For most writers success, if it comes, is built up in stages. At the time each step along the way will feel pretty good. But with the passage of time it fades. Robert Hull, writing in the current issue of The Author, the journal of the Society of Authors, reflects upon his status as publication dates fade into the past. “what do I do then as one of those who feel they're en route to un-authordom, and who exist in a ghost world of out-of-printedness?'
I'm very familiar with Hull's feeling. Soon after my book Counting the Days to Armageddon was published I joined the Society of Authors and I cracked on with trying to write a follow-up, building on that modest success. I was thirty thousand words into that project when I abandoned it because I wanted to change direction altogether.
I wrote a novel over the period of about three years. It did, in a way, build upon Counting the Days, being a story typical of some of the real people caught up in the kind of belief system I had studied as an academic. But it got nowhere and when I came to read it long afterwards I could see all too clearly that although it was utterly different in style from my first book, it was clearly an academic's attempt at fiction.
With Bunderlin I found my writer's voice. I loved it, I was pleased with it and hopeful for its success but every time a new issue of The Author dropped through my letterbox I felt like a fraud because publication was long in the past. Bunderlin found a publisher. It went on sale this time last year. And it even got reviewed on The Spectator's book blog. So at last I had topped up my modest success.

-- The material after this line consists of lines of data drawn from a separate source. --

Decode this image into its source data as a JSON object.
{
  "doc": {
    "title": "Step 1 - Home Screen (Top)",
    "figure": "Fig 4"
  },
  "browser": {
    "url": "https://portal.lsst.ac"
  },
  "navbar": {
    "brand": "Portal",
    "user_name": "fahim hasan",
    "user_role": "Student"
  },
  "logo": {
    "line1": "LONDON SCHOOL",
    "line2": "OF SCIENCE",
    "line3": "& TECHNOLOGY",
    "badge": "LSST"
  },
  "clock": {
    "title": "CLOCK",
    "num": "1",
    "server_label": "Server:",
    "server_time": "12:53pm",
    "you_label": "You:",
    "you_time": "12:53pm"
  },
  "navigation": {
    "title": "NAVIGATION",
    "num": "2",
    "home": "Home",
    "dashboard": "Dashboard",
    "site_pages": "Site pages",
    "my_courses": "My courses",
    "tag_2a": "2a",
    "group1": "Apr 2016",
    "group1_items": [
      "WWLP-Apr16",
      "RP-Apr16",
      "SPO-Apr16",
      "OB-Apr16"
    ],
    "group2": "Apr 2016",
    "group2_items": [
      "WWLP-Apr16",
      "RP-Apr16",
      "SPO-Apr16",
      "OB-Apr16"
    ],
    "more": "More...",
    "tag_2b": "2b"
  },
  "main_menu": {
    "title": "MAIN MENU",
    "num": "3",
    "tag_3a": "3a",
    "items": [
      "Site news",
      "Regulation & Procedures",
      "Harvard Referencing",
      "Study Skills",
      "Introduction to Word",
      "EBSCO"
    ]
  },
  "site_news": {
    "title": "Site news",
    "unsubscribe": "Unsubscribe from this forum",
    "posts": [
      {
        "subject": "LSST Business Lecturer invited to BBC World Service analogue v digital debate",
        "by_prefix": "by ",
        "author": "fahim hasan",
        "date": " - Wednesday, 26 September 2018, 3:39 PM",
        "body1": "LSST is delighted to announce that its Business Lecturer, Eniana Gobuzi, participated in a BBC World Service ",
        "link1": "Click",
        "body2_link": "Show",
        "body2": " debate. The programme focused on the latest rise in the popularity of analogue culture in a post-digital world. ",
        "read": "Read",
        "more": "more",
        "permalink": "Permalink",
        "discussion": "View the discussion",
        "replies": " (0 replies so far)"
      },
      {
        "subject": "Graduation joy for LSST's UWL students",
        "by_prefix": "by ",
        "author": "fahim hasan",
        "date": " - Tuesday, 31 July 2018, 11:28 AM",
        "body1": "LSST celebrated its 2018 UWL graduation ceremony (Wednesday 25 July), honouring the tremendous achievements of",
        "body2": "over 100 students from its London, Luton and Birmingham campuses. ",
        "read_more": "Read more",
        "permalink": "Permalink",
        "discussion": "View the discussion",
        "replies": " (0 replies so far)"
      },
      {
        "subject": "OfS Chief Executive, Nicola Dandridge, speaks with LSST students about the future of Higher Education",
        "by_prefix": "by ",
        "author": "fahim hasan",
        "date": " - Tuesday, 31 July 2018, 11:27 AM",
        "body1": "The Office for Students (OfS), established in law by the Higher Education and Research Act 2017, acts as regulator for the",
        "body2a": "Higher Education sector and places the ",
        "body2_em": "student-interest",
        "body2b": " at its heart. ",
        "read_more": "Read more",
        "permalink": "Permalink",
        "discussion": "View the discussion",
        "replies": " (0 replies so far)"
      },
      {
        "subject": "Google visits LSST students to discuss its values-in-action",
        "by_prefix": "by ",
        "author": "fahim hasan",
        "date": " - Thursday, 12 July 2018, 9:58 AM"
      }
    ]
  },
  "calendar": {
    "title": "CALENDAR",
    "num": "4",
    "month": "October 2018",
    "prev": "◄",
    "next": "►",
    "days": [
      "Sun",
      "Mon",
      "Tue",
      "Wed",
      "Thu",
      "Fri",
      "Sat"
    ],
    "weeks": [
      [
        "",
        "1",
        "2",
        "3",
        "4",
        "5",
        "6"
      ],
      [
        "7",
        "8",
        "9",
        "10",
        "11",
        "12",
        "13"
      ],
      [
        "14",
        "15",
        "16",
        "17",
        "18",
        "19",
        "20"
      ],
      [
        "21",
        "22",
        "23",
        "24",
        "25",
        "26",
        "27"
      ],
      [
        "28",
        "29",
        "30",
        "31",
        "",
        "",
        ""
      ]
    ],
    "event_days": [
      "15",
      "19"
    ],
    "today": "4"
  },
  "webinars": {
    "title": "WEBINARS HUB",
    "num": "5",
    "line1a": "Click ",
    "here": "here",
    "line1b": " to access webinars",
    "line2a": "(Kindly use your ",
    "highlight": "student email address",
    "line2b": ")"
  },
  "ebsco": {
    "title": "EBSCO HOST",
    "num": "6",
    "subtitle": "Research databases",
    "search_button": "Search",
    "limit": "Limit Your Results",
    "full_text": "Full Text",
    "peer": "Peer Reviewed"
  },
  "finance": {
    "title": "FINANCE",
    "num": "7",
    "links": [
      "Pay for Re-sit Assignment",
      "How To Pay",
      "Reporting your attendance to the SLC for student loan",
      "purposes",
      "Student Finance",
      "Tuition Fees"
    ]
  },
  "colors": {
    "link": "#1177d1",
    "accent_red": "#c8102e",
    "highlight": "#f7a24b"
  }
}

The most gratifying honour came to me only this morning. I received an invitation to become a Member of The Welsh Academy. “Membership and Fellowship is by invitation only and is offered to writers as a mark of peer recognition of their contribution to the literature of Wales.” I feel greatly honoured.